Audible Captions, N. Scott Momaday Wins Peace Award, and More


Every day Poets & Writers Magazine scans the headlines—publishing reports, literary dispatches, academic announcements, and more—for all the news that creative writers need to know. Here are today’s stories.

The Dayton Literary Peace Prize Foundation has awarded poet, novelist, and essayist N. Scott Momaday the 2019 Richard C. Holbrooke Distinguished Achievement Award. The $10,000 award recognizes a lifetime achievement in celebrating literature’s power to foster peace, social justice, and global understanding. “[Literature and peace] form an equation that is the definition of art and humanity,” said Momaday upon winning the award.

Authors and publishers aren’t happy about Audible’s announcement of a new feature for its audio books—machine-generated text captions—claiming the captions are “unauthorized and brazen infringements on [their] rights.” (Verge)

At the Guardian, Colson Whitehead talks about gallows humor, New York in the eighties, and becoming a household name to everyone except his teenage daughter. “I told her Railroad was a No 1 bestseller. She was like: ‘Er.’ I said: Oprah picked it. ‘Er’. Then: I’m gonna do a BuzzFeed interview tomorrow. ‘BuzzFeed?!’ That sort of made it real for her.”

“Worth seeing? Mneh!” The Paris Review reminds us of the “eloquent shrug” that was W. H. Auden’s response to the 1969 moon landing. The Boston Globe, meanwhile, highlights another pint-sized piece of moon-landing literature: The Autobiography of Robert Hutchings Goddard, Father of the Space Agethe tiny book that Buzz Aldrin took with him on Apollo 11.

NPR considers the “brave (or perhaps deluded) publishers who’ve declared war on digital monotony” with a flood of comics that are only available offline.

“There is a hell of a lot more I have to do. And sitting here tonight in this lovely green park in Berlin… I feel I still have enough moxie to do it all.” On Audre Lorde’s affectionate and critical relationship with the German city, and her ongoing influence there. (New York Times

George Hodgman, author of the memoir Bettyville and a former editor at Simon & Schuster, Houghton Mifflin Harcourt, and Vanity Fair, died on Saturday. He was sixty years old. (St. Louis Post-Dispatch)

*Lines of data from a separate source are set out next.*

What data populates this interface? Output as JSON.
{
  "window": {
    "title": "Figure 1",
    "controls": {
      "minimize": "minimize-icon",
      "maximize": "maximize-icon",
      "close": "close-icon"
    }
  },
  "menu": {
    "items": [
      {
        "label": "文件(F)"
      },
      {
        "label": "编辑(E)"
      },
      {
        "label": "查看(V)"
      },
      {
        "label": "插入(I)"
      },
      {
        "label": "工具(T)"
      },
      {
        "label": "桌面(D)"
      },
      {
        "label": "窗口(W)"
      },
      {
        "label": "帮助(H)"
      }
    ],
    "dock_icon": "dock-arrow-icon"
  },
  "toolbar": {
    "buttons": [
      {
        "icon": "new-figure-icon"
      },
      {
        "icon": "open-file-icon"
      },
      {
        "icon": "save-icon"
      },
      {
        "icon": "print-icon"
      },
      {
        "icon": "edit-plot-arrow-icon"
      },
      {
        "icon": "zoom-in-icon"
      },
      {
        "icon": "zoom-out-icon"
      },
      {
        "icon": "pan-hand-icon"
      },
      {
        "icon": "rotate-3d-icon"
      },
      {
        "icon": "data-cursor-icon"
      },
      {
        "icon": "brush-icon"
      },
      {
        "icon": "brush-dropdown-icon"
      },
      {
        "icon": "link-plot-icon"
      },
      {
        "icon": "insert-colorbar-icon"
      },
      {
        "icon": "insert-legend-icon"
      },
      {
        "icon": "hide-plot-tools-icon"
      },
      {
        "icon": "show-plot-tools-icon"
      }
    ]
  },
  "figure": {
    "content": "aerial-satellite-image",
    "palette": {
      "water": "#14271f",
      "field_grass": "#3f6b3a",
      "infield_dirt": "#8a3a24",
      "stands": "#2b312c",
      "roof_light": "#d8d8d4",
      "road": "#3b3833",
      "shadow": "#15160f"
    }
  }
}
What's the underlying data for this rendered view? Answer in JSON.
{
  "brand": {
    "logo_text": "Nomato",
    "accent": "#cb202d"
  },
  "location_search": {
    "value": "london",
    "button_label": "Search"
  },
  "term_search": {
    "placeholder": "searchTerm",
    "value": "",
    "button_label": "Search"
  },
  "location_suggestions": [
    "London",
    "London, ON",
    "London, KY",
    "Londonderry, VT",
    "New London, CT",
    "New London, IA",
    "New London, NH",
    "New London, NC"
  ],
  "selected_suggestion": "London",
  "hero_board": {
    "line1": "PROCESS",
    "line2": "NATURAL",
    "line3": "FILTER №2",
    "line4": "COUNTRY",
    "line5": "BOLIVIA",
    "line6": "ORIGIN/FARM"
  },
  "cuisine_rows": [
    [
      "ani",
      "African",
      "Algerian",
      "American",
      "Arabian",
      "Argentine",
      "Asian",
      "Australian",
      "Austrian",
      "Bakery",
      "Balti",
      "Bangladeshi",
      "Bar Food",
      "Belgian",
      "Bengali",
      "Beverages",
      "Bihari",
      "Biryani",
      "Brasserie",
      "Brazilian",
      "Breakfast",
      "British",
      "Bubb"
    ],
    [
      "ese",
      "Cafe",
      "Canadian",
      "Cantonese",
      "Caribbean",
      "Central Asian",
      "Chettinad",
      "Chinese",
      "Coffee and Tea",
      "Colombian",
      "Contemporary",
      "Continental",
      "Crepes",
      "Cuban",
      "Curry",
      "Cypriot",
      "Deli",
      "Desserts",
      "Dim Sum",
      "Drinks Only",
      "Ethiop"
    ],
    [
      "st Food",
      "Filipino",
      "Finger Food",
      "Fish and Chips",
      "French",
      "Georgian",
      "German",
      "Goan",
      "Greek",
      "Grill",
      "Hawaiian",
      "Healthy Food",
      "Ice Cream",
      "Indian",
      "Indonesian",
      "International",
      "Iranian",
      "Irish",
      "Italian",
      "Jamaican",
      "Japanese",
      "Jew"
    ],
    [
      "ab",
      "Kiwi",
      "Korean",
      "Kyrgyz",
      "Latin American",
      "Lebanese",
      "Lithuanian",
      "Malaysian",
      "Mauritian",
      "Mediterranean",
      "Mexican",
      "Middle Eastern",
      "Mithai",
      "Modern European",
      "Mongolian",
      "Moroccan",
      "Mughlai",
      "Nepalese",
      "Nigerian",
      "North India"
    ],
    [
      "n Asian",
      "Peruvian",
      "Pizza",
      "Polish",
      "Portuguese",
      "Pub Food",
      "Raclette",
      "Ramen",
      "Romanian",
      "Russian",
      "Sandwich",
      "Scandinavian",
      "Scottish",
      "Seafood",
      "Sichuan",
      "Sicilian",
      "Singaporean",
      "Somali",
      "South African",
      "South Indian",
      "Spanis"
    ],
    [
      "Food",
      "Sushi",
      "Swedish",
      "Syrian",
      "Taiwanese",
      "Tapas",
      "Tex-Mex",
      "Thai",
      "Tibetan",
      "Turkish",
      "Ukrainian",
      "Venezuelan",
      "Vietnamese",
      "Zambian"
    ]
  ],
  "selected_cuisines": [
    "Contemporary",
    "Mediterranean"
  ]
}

Publishers Weekly charts the expansion of Chronicle Books under the leadership of Tyrrell Mahoney. The San Francisco–based publisher has opened a unit in Los Angeles, started an audio division, and launched a new imprint, Prism.